WHAT IS NEEDED — Please go through the listing below and count the lines where the string "data" appears. Answer with the number only.
════════════════
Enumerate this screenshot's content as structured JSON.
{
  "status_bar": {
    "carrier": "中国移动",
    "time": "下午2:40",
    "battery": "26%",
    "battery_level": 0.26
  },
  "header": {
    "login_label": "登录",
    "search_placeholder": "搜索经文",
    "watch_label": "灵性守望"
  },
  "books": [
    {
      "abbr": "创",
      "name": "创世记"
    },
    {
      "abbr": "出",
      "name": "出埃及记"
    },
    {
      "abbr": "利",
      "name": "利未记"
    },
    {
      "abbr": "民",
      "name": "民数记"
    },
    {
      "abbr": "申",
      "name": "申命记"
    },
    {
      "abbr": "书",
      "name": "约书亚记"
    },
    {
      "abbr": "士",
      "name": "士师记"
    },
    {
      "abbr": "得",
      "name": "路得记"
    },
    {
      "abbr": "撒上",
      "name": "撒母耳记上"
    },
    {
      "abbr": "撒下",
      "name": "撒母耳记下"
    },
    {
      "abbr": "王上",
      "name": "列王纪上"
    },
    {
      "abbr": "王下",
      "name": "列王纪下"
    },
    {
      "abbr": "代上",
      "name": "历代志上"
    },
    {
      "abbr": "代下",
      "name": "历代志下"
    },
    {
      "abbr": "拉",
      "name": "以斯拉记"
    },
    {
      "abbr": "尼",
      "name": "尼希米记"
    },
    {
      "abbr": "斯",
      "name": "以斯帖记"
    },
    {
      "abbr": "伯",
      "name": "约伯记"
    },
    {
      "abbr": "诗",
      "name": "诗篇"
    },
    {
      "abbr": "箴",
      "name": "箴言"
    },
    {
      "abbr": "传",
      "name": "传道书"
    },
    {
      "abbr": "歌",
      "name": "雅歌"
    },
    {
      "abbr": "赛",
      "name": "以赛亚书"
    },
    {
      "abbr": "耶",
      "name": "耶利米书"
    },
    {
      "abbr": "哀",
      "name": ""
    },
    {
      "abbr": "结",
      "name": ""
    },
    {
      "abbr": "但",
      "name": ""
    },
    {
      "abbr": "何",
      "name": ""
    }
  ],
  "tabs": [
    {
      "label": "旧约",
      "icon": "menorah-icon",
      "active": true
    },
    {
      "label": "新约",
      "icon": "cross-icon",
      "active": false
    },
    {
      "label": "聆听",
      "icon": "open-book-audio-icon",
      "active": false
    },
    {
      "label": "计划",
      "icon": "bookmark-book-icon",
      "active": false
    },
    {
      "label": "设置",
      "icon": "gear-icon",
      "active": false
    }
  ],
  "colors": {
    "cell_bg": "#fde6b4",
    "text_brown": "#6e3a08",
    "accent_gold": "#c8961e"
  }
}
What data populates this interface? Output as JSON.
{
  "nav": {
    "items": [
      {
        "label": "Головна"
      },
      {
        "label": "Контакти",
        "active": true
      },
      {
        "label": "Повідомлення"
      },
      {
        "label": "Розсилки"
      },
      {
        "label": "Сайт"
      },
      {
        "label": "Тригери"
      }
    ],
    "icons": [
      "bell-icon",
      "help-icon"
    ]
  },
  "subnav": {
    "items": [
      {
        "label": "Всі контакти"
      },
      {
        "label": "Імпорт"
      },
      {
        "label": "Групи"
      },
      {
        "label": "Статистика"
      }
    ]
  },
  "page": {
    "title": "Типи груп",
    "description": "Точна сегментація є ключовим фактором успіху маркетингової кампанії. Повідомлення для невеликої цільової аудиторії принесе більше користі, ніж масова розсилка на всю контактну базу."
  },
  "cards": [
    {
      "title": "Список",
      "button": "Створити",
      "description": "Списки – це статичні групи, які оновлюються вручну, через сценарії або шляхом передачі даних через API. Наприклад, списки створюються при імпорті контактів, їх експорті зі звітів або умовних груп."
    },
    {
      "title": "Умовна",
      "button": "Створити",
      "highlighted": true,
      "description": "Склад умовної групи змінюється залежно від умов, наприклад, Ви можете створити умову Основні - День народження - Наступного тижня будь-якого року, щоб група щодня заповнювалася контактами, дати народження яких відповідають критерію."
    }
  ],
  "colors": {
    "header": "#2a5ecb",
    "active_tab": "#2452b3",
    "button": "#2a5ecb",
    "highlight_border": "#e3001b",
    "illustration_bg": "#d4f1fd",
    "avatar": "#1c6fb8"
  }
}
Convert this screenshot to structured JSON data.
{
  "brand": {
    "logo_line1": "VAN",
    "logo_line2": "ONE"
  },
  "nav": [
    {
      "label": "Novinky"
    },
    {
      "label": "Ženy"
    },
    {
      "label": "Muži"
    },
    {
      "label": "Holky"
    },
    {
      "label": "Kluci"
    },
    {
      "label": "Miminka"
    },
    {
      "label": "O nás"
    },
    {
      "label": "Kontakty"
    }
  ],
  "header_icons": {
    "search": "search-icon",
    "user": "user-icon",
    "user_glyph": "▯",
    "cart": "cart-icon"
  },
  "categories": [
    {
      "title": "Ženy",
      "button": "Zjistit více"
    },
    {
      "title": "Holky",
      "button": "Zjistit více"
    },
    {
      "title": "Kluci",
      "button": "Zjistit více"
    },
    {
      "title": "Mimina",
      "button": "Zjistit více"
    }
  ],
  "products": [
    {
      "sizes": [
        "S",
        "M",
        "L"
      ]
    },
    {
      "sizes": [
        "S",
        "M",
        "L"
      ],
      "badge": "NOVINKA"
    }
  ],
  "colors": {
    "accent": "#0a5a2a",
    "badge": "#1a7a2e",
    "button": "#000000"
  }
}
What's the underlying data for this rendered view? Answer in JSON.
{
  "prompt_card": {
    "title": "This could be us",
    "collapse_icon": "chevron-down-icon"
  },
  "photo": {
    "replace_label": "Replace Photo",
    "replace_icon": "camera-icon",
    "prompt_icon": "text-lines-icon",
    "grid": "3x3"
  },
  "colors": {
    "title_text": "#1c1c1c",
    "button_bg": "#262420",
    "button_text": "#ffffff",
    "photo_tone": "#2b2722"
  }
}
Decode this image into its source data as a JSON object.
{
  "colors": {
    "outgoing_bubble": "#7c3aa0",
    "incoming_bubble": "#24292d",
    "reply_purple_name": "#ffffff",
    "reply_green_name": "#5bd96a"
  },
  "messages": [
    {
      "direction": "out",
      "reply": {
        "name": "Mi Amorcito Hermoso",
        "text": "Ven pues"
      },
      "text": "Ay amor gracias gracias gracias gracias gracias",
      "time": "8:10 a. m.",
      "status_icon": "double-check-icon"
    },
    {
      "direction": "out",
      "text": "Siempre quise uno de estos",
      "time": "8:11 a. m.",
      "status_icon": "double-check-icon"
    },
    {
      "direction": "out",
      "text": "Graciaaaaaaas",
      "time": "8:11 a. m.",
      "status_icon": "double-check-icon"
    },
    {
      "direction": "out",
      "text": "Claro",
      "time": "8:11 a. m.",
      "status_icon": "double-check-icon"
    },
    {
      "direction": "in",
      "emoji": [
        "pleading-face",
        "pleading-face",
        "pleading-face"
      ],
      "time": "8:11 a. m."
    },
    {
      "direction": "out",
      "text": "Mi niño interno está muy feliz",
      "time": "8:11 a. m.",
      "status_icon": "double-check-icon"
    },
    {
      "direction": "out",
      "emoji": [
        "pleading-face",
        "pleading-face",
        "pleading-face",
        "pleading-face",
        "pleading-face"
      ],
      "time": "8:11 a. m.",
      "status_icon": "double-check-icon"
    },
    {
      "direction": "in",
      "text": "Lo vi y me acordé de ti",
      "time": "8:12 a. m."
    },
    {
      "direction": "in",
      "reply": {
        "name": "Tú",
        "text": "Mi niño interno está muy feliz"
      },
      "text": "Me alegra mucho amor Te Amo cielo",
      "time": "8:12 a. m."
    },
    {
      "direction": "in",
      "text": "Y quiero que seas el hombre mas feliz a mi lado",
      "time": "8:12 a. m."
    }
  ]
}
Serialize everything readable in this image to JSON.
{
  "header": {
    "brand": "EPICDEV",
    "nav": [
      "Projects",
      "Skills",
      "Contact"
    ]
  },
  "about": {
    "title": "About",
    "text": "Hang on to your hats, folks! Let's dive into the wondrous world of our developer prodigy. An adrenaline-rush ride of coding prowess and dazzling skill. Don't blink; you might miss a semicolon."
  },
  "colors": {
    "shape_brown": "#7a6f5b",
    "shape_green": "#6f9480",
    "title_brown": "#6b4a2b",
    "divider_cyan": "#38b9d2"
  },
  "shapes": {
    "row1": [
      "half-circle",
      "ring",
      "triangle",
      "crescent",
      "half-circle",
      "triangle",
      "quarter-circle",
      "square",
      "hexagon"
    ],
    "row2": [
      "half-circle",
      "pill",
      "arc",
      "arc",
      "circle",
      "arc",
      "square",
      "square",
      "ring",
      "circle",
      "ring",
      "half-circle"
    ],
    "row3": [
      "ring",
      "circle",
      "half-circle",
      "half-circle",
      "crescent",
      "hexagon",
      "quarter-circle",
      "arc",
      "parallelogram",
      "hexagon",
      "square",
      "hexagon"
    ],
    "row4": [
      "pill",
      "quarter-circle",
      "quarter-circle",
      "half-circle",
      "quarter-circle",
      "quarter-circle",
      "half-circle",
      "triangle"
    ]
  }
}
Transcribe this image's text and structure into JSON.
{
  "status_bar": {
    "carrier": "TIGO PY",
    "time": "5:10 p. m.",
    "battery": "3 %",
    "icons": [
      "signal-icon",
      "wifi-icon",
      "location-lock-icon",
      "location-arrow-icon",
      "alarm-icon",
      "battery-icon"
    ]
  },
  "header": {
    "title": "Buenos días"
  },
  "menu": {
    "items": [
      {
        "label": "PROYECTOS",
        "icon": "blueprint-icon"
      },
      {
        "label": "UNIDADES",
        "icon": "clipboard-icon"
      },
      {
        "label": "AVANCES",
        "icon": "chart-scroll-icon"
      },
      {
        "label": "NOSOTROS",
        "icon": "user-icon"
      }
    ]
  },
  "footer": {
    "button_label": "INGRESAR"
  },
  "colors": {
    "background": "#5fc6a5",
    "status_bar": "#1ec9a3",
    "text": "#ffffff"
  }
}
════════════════
EXERCISE OUTPUT — 4